This week saw the arrival of our first sweet potatoes in the CSA box from Picadilly Farm. As we unloaded the share boxes onto my porch, Bruce gave me a bit of a view of the journey they take to get here.
Sweet potatoes have become a celebrated staple of winter meals here in Massachusetts: rich with calories and nutrients and flavor, “sweeties” lend themselves to a wide palette of dishes sweet to savory to spices, and fresh sweet potatoes will keep for months at normal household winter temperatures without refrigeration–wow! This incredible resilience and flexibility in our pantries, however, is a product of careful timing, measured care, and faith on the part of growers here.
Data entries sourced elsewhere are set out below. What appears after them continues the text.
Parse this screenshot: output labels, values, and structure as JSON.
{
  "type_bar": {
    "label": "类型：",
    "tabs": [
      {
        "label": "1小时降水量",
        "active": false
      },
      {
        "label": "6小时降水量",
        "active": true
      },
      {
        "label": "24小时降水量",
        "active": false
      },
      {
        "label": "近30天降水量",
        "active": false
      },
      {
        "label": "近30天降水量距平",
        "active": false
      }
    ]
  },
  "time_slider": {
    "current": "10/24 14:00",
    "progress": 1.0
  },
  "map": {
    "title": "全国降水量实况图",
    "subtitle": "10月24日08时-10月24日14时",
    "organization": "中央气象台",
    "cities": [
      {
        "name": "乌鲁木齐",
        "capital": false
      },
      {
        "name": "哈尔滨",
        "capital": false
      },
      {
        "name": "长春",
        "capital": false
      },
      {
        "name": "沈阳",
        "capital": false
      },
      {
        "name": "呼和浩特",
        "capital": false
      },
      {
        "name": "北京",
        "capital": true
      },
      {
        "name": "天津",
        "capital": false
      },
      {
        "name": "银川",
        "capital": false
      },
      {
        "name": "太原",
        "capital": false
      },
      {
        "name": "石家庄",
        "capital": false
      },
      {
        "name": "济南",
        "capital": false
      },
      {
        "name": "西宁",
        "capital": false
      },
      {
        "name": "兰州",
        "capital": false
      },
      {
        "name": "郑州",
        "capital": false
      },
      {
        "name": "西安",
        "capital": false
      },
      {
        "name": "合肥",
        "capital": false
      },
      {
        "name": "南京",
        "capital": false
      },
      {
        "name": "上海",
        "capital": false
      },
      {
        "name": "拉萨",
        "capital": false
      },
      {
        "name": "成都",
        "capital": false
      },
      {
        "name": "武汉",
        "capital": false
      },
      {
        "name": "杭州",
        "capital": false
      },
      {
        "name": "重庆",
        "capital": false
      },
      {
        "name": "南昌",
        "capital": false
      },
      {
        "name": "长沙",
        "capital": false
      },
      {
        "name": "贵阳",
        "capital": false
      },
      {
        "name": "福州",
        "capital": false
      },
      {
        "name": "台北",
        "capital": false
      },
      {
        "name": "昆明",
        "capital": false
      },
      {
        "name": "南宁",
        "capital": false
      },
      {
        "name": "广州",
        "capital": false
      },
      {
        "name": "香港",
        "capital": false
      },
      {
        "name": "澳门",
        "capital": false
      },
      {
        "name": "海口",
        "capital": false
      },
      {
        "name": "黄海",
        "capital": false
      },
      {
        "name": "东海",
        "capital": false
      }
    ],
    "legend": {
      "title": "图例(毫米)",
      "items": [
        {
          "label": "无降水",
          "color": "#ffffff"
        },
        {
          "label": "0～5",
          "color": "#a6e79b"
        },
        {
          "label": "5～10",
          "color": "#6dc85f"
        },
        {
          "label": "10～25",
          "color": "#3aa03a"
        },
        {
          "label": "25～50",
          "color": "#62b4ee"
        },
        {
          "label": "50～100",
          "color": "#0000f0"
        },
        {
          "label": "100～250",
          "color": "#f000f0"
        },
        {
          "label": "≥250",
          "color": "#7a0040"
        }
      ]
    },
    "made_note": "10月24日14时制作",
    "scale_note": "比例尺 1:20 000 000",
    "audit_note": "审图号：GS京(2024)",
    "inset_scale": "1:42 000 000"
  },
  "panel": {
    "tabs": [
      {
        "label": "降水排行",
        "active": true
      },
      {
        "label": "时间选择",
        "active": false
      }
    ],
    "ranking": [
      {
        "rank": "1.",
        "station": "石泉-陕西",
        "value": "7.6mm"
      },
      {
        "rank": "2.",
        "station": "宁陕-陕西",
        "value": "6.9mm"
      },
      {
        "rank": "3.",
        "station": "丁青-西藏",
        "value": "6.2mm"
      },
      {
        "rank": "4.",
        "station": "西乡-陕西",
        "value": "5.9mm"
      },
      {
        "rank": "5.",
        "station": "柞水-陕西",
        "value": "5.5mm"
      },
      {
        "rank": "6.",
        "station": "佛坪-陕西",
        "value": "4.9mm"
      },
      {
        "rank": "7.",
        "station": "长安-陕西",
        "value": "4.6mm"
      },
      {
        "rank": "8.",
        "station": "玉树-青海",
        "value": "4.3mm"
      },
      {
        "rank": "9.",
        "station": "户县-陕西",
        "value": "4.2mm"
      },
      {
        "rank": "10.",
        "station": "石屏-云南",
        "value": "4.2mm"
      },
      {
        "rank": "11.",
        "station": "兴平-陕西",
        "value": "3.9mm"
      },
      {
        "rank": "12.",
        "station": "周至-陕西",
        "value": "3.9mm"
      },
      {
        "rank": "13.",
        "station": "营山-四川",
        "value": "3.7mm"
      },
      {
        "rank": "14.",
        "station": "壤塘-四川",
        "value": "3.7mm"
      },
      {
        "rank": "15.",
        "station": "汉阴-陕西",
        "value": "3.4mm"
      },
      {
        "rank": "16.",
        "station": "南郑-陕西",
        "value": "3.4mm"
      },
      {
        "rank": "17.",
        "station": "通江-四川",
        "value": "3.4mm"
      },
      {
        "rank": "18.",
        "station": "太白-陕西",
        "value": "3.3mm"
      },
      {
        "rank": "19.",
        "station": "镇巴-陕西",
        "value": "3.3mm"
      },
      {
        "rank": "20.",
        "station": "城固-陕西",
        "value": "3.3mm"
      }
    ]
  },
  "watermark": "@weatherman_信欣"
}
At Picadilly, the sweet potato harvest is exactly 3/4 of the way complete. It’s all as precisely timed as possible, relying on a predictable 3 months of warmth in well-drained soil (Picadilly and Riverland’s sandy loam is good), followed by hopefully enough dry harvest days distributed evenly over late September and early October. To make the most of the narrow window of warm-season, growers here don’t start with seed–they need to buy in or save small tubers or “slips” from the previous season’s crop. Because they are a tropical plant, sweet potatoes don’t like cold at any stage of their development or storage (don’t put sweet potatoes in your fridge!) and the “slips” or small, rooted pieces of tuber, must be planted only after danger of frost is securely past. After timely planting and then meeting whatever watering needs this season presents, it is time to wait, with hope, while gazing at their beautiful, relatively pest- and drought-resistant, deep green vining above ground selves. As cooler temps and reds and orange color tinges the trees at the edge of the field, at last it is time to reveal the below-ground color, too, to see what sunshine, soil, and care have yielded. Gentle forking of the soil reveals the bounty and growers finally see the upshot of all the care and waiting! However, after they are hauled into the barn, these multitude tubers aren’t yet ready to eat or tuck into storage. The next step is curing: they need to spend a week to ten days in an insulated, heated chamber in the barn, at 85 degrees F, before they are transferred to their cooler (55-70 degree) winter storage area. This curing process and the size the of the special chamber are what has dictated a four-part harvest sequence for Picadilly. About a fourth of their planned harvest each year will fit in that chamber. Hence the need for a relatively even distribution of dry days needed each fall to make it all work!
And so it is with great appreciation and gratitude to these marvelous plants and their patient and dedicated caretakers that I will soon enjoy the first of this season’s many batches of those tasty, brilliantly orange fries!